## The data
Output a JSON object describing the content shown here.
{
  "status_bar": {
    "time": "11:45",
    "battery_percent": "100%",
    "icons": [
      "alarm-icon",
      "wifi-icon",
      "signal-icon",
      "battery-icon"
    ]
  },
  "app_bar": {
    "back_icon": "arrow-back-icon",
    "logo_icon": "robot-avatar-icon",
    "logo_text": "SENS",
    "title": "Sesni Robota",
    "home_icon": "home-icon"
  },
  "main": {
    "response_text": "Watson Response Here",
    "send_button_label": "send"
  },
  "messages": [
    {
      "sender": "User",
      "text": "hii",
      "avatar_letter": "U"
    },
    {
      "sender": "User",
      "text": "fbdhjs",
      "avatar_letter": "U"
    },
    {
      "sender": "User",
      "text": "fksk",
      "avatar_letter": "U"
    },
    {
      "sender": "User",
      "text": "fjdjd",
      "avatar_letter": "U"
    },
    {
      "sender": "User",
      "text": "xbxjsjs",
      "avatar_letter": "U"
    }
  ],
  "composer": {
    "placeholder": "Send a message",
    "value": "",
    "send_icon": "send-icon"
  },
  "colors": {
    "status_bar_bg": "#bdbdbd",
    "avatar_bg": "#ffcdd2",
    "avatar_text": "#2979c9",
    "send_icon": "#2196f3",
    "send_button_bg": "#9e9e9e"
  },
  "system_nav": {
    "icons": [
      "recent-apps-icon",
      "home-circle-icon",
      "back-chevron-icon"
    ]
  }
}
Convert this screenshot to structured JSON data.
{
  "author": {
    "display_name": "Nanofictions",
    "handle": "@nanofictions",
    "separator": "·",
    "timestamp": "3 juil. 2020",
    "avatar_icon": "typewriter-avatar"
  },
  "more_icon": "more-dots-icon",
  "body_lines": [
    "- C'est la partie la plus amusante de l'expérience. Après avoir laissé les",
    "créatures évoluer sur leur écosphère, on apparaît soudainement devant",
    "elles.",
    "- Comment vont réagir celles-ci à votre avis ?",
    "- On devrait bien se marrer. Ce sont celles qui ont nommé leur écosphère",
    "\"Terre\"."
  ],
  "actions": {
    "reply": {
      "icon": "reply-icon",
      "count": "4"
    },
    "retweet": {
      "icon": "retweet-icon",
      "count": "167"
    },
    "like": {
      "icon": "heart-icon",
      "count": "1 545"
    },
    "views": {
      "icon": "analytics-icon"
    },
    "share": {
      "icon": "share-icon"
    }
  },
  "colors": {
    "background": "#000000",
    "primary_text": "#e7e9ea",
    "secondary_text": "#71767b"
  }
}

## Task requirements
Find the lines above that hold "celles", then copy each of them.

## Solution to the problem
    "- Comment vont réagir celles-ci à votre avis ?",
    "- On devrait bien se marrer. Ce sont celles qui ont nommé leur écosphère",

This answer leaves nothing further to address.